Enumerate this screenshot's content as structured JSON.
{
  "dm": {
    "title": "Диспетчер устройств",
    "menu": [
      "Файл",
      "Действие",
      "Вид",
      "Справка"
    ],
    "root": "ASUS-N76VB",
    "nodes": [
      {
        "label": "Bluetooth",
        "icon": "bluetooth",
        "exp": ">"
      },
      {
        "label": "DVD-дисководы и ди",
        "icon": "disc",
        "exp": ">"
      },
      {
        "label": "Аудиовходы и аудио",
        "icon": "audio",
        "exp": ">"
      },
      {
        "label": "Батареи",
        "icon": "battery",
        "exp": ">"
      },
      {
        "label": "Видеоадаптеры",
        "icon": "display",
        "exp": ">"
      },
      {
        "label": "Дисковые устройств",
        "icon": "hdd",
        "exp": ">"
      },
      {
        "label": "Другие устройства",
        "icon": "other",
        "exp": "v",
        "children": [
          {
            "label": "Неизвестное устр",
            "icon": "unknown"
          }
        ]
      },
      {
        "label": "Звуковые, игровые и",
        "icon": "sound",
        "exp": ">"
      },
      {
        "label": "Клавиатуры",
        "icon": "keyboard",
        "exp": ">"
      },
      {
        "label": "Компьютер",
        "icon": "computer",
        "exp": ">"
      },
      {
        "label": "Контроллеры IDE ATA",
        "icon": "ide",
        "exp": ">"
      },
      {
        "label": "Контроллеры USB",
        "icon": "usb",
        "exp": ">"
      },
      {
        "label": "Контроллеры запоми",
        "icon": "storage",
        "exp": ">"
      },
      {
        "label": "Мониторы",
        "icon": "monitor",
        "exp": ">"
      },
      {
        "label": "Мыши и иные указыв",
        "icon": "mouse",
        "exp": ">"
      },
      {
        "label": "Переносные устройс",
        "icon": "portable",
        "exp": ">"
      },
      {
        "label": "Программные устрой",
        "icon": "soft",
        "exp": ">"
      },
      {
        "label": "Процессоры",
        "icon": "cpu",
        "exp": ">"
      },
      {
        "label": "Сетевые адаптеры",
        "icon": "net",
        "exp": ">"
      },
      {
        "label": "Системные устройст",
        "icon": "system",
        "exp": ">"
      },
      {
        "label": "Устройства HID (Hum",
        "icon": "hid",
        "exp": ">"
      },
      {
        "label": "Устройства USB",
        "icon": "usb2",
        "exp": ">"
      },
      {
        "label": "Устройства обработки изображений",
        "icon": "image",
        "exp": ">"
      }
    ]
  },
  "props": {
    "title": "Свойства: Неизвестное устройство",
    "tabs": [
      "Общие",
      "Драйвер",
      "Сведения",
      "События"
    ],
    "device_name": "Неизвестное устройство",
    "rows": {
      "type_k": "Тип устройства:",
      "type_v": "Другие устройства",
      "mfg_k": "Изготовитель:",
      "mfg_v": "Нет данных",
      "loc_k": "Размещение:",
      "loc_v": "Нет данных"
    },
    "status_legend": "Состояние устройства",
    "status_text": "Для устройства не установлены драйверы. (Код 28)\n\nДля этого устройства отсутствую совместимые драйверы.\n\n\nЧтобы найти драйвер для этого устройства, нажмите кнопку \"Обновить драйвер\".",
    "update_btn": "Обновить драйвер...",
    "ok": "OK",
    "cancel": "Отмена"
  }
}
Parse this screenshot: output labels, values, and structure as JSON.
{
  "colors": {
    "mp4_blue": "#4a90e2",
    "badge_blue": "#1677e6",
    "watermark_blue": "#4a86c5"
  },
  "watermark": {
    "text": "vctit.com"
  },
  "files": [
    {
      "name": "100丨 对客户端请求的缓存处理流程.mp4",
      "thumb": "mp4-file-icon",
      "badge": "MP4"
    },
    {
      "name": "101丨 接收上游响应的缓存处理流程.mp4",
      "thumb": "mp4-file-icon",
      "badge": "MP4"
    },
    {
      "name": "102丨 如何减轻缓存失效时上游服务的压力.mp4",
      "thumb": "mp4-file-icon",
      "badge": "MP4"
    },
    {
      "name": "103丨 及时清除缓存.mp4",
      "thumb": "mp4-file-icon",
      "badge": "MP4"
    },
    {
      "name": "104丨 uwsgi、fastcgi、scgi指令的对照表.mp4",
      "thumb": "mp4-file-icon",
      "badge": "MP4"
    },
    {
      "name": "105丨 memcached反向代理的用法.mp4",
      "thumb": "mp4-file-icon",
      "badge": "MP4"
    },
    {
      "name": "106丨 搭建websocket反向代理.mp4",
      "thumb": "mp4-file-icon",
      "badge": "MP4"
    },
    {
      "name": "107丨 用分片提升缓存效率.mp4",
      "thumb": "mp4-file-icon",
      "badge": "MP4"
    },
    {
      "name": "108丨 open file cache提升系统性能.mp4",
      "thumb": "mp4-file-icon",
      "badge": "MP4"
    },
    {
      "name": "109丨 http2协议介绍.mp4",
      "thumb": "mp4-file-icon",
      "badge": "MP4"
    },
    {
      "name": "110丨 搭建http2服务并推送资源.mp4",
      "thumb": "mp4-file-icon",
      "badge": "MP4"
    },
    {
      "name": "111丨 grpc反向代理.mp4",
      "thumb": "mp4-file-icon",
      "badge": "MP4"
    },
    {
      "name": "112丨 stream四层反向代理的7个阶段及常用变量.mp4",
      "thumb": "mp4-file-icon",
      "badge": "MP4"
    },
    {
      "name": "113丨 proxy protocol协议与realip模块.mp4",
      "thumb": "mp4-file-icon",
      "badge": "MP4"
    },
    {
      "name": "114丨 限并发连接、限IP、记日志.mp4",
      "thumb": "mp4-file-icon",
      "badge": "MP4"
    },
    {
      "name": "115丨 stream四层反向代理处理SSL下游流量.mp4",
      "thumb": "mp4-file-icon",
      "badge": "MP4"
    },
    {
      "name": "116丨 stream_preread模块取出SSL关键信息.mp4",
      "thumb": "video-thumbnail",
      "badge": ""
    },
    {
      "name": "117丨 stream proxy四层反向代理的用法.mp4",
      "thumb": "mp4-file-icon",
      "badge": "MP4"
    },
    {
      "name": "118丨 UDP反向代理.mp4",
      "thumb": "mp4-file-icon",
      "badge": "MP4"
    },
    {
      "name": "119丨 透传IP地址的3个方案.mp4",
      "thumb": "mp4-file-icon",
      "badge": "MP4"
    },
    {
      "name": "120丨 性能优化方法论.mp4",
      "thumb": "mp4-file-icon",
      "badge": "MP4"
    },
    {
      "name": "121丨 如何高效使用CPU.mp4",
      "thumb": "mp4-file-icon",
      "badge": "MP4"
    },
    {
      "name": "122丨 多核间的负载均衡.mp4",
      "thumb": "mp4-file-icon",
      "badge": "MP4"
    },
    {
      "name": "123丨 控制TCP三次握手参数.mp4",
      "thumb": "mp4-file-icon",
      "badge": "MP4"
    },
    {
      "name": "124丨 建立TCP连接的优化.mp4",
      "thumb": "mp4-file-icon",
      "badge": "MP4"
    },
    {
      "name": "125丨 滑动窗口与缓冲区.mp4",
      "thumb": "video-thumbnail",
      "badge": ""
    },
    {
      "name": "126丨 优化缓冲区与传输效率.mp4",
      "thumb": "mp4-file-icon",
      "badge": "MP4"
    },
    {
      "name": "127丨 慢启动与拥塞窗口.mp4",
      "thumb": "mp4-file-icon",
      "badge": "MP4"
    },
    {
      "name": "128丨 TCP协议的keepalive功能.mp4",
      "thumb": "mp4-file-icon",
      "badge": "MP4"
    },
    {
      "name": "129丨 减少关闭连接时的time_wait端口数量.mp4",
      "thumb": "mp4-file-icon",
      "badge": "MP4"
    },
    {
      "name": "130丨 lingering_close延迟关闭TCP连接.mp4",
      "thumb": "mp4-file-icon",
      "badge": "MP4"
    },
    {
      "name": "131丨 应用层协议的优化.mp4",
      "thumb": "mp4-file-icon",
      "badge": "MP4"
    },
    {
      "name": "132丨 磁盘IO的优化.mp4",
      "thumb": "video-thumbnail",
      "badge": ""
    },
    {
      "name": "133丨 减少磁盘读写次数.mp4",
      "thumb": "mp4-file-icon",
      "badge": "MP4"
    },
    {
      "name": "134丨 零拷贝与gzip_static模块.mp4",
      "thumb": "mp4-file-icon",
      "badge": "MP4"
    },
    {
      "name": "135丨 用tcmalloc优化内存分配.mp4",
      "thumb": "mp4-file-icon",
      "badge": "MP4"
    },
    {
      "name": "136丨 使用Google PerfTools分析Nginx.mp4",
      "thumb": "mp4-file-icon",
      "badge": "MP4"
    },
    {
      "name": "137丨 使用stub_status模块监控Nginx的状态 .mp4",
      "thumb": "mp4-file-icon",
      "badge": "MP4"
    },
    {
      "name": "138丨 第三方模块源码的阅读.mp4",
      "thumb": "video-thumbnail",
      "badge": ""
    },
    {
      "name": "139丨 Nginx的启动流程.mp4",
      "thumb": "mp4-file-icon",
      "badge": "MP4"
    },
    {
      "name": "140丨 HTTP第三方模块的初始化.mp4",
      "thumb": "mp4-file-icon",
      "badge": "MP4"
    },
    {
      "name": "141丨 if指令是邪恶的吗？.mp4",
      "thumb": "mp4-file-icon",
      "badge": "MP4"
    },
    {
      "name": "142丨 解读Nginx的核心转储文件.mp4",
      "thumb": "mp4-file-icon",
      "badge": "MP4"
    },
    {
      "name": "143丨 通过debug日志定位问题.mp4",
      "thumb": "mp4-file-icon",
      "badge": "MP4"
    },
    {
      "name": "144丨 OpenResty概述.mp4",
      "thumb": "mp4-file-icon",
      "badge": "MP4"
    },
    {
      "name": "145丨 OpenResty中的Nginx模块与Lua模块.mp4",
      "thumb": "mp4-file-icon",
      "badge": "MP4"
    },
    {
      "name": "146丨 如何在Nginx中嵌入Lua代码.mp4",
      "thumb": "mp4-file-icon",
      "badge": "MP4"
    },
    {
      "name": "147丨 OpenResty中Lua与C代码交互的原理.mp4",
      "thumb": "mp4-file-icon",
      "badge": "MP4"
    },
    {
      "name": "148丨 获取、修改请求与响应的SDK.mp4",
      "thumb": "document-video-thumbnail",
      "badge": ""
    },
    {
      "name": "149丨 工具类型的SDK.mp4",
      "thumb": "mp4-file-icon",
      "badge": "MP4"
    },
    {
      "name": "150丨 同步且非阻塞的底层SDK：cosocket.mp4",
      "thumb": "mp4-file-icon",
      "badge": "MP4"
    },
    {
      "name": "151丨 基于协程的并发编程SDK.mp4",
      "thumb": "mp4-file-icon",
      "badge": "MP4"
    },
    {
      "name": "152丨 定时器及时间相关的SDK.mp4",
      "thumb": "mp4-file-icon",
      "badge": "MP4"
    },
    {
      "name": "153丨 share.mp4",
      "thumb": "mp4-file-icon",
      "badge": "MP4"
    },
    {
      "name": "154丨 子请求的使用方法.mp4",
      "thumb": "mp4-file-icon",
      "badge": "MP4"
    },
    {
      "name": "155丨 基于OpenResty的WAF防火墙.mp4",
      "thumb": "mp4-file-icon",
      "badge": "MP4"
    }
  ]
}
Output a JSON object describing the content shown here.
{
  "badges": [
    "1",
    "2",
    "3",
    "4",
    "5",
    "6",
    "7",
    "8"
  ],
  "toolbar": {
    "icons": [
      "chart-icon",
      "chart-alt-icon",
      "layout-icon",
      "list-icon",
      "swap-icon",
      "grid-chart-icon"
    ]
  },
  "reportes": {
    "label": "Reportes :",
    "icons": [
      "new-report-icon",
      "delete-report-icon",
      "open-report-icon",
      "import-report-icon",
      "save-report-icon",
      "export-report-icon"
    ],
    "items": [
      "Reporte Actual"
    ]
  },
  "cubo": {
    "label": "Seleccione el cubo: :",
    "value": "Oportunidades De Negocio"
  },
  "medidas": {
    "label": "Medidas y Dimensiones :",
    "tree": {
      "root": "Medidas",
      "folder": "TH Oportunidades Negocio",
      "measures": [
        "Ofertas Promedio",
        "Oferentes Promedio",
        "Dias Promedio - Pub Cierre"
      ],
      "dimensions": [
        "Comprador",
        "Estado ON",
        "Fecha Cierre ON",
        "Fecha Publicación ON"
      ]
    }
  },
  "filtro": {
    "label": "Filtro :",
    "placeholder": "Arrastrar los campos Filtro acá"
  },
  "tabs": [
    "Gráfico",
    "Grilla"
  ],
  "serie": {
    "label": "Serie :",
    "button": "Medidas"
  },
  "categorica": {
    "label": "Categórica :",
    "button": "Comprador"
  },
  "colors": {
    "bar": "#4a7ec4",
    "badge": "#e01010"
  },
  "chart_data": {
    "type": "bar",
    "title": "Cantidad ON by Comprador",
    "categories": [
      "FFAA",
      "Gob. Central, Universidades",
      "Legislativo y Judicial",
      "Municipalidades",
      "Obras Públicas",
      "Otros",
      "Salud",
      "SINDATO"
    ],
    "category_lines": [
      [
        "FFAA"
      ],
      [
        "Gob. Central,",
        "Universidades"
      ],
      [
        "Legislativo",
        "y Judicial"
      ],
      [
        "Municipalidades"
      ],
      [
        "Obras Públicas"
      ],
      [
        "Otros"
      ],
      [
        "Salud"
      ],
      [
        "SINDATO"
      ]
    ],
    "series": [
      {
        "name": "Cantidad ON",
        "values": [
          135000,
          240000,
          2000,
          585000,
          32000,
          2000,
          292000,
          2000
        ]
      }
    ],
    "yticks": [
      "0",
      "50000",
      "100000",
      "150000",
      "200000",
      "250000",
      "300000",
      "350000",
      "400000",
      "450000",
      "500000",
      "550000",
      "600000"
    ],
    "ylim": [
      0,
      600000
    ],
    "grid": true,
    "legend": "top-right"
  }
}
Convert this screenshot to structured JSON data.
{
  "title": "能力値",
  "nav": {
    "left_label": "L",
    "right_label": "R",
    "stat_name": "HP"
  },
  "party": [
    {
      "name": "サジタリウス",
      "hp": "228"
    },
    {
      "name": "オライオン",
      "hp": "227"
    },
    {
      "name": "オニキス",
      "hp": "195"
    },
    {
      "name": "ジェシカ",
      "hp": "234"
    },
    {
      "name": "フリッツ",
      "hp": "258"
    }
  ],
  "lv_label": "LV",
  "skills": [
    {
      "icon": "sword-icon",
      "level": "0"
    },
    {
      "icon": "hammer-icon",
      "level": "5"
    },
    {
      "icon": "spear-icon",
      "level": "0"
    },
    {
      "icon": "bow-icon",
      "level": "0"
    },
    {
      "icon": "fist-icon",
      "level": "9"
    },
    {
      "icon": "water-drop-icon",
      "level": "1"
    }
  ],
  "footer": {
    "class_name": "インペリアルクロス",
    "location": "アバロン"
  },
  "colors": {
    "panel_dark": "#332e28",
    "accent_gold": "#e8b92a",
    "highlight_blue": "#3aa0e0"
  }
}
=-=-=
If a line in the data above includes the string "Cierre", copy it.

        "Dias Promedio - Pub Cierre"
        "Fecha Cierre ON",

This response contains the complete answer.